EXCERPTED RECORDS.
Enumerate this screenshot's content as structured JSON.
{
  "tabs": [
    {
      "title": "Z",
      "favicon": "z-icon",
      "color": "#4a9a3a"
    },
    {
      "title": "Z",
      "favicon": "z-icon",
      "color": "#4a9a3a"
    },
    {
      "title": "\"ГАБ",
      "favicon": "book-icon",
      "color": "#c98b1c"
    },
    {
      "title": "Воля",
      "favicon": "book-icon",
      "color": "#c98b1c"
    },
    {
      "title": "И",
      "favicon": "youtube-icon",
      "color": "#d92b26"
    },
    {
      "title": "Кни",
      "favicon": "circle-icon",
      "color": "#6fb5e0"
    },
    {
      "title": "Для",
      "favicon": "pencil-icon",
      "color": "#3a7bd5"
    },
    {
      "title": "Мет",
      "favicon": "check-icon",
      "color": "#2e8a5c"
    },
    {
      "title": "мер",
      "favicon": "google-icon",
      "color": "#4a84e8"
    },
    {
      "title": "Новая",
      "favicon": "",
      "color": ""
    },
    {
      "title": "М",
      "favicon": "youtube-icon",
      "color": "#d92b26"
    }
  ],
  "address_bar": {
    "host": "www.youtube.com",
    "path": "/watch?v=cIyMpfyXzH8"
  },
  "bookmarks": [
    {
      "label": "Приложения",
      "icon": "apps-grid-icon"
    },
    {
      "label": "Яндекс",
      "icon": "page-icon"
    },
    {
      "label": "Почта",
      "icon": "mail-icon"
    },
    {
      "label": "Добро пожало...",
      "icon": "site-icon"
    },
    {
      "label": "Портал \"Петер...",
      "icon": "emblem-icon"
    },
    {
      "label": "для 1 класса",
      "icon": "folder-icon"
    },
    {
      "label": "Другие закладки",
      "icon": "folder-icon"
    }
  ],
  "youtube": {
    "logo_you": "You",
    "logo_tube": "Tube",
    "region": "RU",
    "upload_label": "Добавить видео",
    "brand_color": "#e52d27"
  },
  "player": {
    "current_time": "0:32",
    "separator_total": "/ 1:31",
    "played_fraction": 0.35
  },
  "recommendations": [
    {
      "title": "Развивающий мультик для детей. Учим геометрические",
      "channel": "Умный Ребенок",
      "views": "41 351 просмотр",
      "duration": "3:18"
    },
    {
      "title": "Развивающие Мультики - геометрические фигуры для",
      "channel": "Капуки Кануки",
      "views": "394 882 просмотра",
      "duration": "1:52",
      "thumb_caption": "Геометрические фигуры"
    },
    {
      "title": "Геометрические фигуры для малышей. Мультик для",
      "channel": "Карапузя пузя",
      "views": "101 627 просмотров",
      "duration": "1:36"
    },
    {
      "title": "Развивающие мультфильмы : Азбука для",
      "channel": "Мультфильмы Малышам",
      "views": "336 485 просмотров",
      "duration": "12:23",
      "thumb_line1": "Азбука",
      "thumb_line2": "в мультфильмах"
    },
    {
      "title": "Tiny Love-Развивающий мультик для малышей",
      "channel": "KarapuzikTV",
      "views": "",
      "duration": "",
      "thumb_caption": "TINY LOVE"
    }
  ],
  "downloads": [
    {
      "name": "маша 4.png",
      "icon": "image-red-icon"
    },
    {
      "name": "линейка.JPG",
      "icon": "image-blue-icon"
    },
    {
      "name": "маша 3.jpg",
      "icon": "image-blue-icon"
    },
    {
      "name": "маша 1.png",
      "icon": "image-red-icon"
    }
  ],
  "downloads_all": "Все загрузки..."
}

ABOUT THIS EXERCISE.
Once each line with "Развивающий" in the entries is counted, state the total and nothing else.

REPLY.
2